====== DATA FOR REVIEW

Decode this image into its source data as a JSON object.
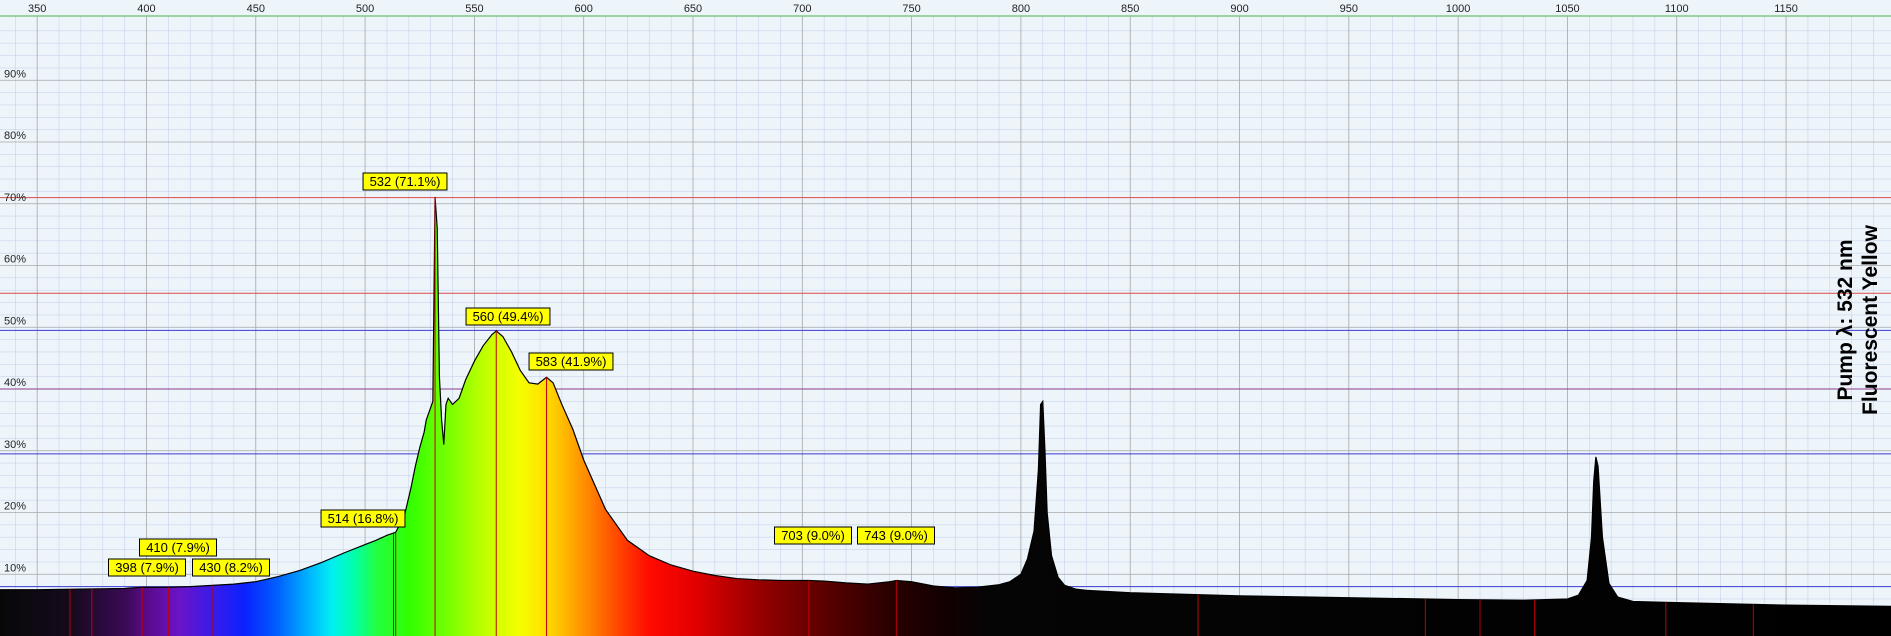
{
  "colors": {
    "background": "#edf5fb",
    "top_axis_line": "#7fc97f",
    "minor_grid": "#c9d3ea",
    "major_grid": "#a7a7a7",
    "spectrum_dark": "#000000",
    "label_fill": "#ffff00",
    "label_border": "#000000",
    "peak_marker": "#c00000",
    "ref_line_red": "#d94b4b",
    "ref_line_blue": "#3b3bd0",
    "ref_line_purple": "#8a3b8a"
  },
  "chart_data": {
    "type": "area",
    "title_lines": [
      "Pump λ: 532 nm",
      "Fluorescent Yellow"
    ],
    "xlabel": "",
    "ylabel": "",
    "xlim": [
      333,
      1198
    ],
    "ylim": [
      0,
      100
    ],
    "x_ticks": [
      350,
      400,
      450,
      500,
      550,
      600,
      650,
      700,
      750,
      800,
      850,
      900,
      950,
      1000,
      1050,
      1100,
      1150
    ],
    "y_ticks": [
      10,
      20,
      30,
      40,
      50,
      60,
      70,
      80,
      90
    ],
    "y_tick_format": "percent",
    "grid": true,
    "reference_lines": [
      {
        "y": 71.0,
        "color": "red"
      },
      {
        "y": 55.5,
        "color": "red"
      },
      {
        "y": 49.5,
        "color": "blue"
      },
      {
        "y": 40.0,
        "color": "purple"
      },
      {
        "y": 29.5,
        "color": "blue"
      },
      {
        "y": 8.0,
        "color": "blue"
      }
    ],
    "series": [
      {
        "x": [
          333,
          350,
          370,
          390,
          398,
          410,
          420,
          430,
          440,
          450,
          460,
          470,
          480,
          490,
          500,
          505,
          510,
          514,
          518,
          521,
          523,
          525,
          527,
          528,
          529,
          530,
          531,
          532,
          533,
          534,
          535,
          536,
          537,
          538,
          540,
          543,
          546,
          550,
          554,
          558,
          560,
          563,
          567,
          571,
          575,
          579,
          583,
          586,
          590,
          595,
          600,
          610,
          620,
          630,
          640,
          650,
          660,
          670,
          680,
          690,
          700,
          703,
          710,
          720,
          730,
          740,
          743,
          750,
          760,
          770,
          780,
          790,
          795,
          800,
          803,
          806,
          808,
          809,
          810,
          811,
          812,
          814,
          817,
          820,
          825,
          830,
          850,
          900,
          950,
          1000,
          1030,
          1050,
          1055,
          1059,
          1061,
          1062,
          1063,
          1064,
          1066,
          1069,
          1073,
          1080,
          1100,
          1150,
          1198
        ],
        "values": [
          7.5,
          7.5,
          7.6,
          7.7,
          7.9,
          7.9,
          8.0,
          8.2,
          8.4,
          8.8,
          9.6,
          10.6,
          11.9,
          13.4,
          14.8,
          15.5,
          16.3,
          16.8,
          19.5,
          24.0,
          27.5,
          30.5,
          33.0,
          35.0,
          36.0,
          37.0,
          38.0,
          71.1,
          66.0,
          42.0,
          35.0,
          31.0,
          37.5,
          38.5,
          37.5,
          38.5,
          41.5,
          44.5,
          47.0,
          48.8,
          49.4,
          48.5,
          46.0,
          43.0,
          41.0,
          40.8,
          41.9,
          41.0,
          37.5,
          33.5,
          28.5,
          20.5,
          15.5,
          13.0,
          11.5,
          10.5,
          9.8,
          9.3,
          9.1,
          9.0,
          9.0,
          9.0,
          8.9,
          8.6,
          8.4,
          8.8,
          9.0,
          8.8,
          8.1,
          7.8,
          7.9,
          8.3,
          8.8,
          10.0,
          12.5,
          17.0,
          27.0,
          37.5,
          38.0,
          30.0,
          20.0,
          13.0,
          9.5,
          8.2,
          7.6,
          7.4,
          7.0,
          6.5,
          6.2,
          5.9,
          5.8,
          6.0,
          6.6,
          9.0,
          16.0,
          25.0,
          29.0,
          27.5,
          16.0,
          8.5,
          6.3,
          5.6,
          5.4,
          5.0,
          4.8
        ]
      }
    ],
    "peak_labels": [
      {
        "x": 532,
        "y": 71.1,
        "text": "532 (71.1%)"
      },
      {
        "x": 560,
        "y": 49.4,
        "text": "560 (49.4%)"
      },
      {
        "x": 583,
        "y": 41.9,
        "text": "583 (41.9%)"
      },
      {
        "x": 514,
        "y": 16.8,
        "text": "514 (16.8%)"
      },
      {
        "x": 410,
        "y": 7.9,
        "text": "410 (7.9%)"
      },
      {
        "x": 398,
        "y": 7.9,
        "text": "398 (7.9%)"
      },
      {
        "x": 430,
        "y": 8.2,
        "text": "430 (8.2%)"
      },
      {
        "x": 703,
        "y": 9.0,
        "text": "703 (9.0%)"
      },
      {
        "x": 743,
        "y": 9.0,
        "text": "743 (9.0%)"
      }
    ],
    "unlabeled_peak_markers": [
      365,
      375,
      513,
      881,
      985,
      1010,
      1035,
      1095,
      1135
    ]
  }
}
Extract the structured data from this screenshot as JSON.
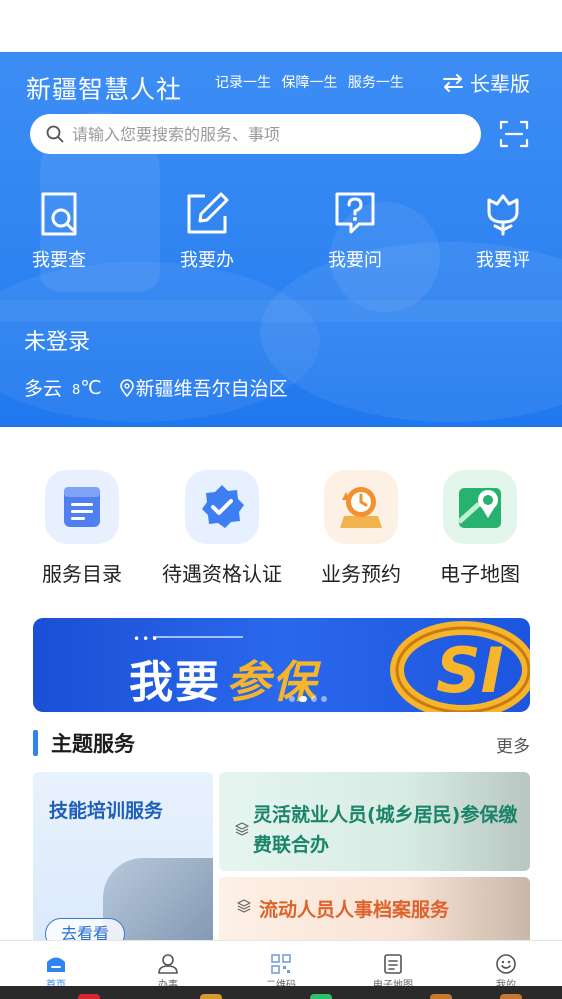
{
  "header": {
    "app_title": "新疆智慧人社",
    "slogans": [
      "记录一生",
      "保障一生",
      "服务一生"
    ],
    "elder_mode_label": "长辈版"
  },
  "search": {
    "placeholder": "请输入您要搜索的服务、事项"
  },
  "quick_actions": [
    {
      "label": "我要查",
      "icon": "search-doc-icon"
    },
    {
      "label": "我要办",
      "icon": "edit-icon"
    },
    {
      "label": "我要问",
      "icon": "question-icon"
    },
    {
      "label": "我要评",
      "icon": "tulip-icon"
    }
  ],
  "user": {
    "login_status": "未登录"
  },
  "weather": {
    "condition": "多云",
    "temperature_value": "8",
    "temperature_unit": "℃",
    "location": "新疆维吾尔自治区"
  },
  "services": [
    {
      "label": "服务目录",
      "icon": "catalog-icon",
      "color": "#4f7ff0"
    },
    {
      "label": "待遇资格认证",
      "icon": "verified-badge-icon",
      "color": "#3d7ef2"
    },
    {
      "label": "业务预约",
      "icon": "appointment-clock-icon",
      "color": "#f2912e"
    },
    {
      "label": "电子地图",
      "icon": "map-pin-icon",
      "color": "#27b36f"
    }
  ],
  "banner": {
    "text_white": "我要",
    "text_gold": "参保",
    "logo_text": "SI"
  },
  "theme_section": {
    "title": "主题服务",
    "more_label": "更多"
  },
  "theme_cards": {
    "skills_training": {
      "title": "技能培训服务",
      "button": "去看看"
    },
    "flexible_employment": {
      "title": "灵活就业人员(城乡居民)参保缴费联合办"
    },
    "floating_archive": {
      "title": "流动人员人事档案服务"
    }
  },
  "tabbar": [
    {
      "label": "首页",
      "icon": "home-icon",
      "active": true
    },
    {
      "label": "办事",
      "icon": "user-icon",
      "active": false
    },
    {
      "label": "二维码",
      "icon": "qr-code-icon",
      "active": false
    },
    {
      "label": "电子地图",
      "icon": "map-doc-icon",
      "active": false
    },
    {
      "label": "我的",
      "icon": "smile-icon",
      "active": false
    }
  ],
  "colors": {
    "primary": "#2f84f2",
    "header_gradient_top": "#3d8df4",
    "banner_gold": "#f6b52b"
  }
}
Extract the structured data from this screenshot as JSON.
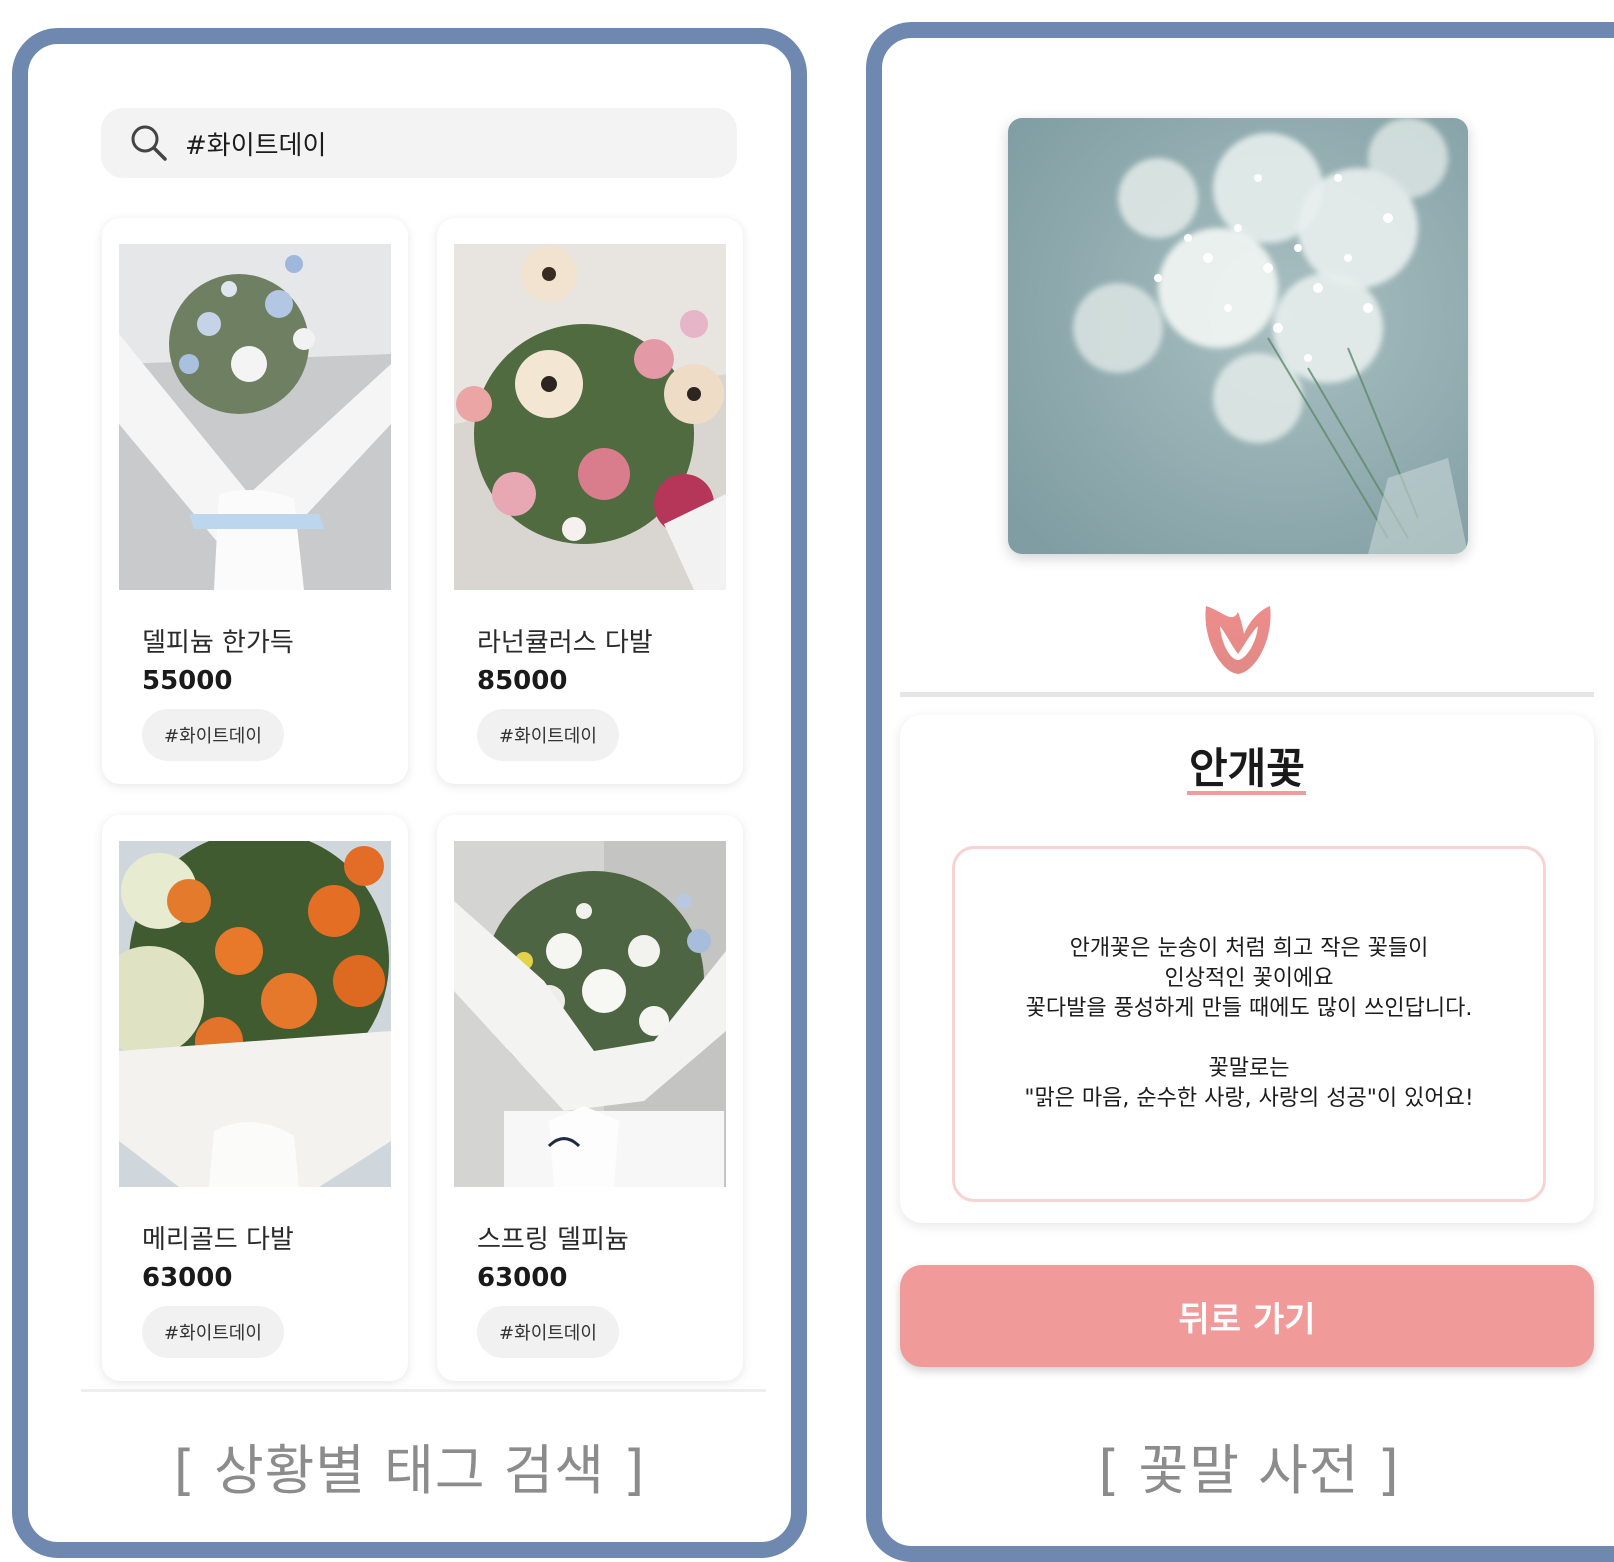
{
  "search_screen": {
    "query": "#화이트데이",
    "products": [
      {
        "name": "델피늄 한가득",
        "price": "55000",
        "tag": "#화이트데이",
        "image": "white-blue-bouquet"
      },
      {
        "name": "라넌큘러스 다발",
        "price": "85000",
        "tag": "#화이트데이",
        "image": "pink-gerbera-bouquet"
      },
      {
        "name": "메리골드 다발",
        "price": "63000",
        "tag": "#화이트데이",
        "image": "orange-marigold-bouquet"
      },
      {
        "name": "스프링 델피늄",
        "price": "63000",
        "tag": "#화이트데이",
        "image": "spring-white-bouquet"
      }
    ],
    "caption": "[ 상황별 태그 검색 ]"
  },
  "dictionary_screen": {
    "photo": "babys-breath-photo",
    "logo": "tulip-logo-icon",
    "flower_name": "안개꽃",
    "meaning_lines": [
      "안개꽃은 눈송이 처럼 희고 작은 꽃들이",
      "인상적인 꽃이에요",
      "꽃다발을 풍성하게 만들 때에도 많이 쓰인답니다."
    ],
    "meaning_lines_2": [
      "꽃말로는",
      "\"맑은 마음, 순수한 사랑, 사랑의 성공\"이 있어요!"
    ],
    "back_button": "뒤로 가기",
    "caption": "[ 꽃말 사전 ]"
  },
  "colors": {
    "frame": "#6e88b0",
    "accent": "#f09a99",
    "underline": "#ee9d9d",
    "box_border": "#f7d3d3"
  }
}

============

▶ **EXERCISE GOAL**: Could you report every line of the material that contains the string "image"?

▶ **RESULT BELOW**:
Decode this image into its source data as a JSON object.
        "image": "white-blue-bouquet"
        "image": "pink-gerbera-bouquet"
        "image": "orange-marigold-bouquet"
        "image": "spring-white-bouquet"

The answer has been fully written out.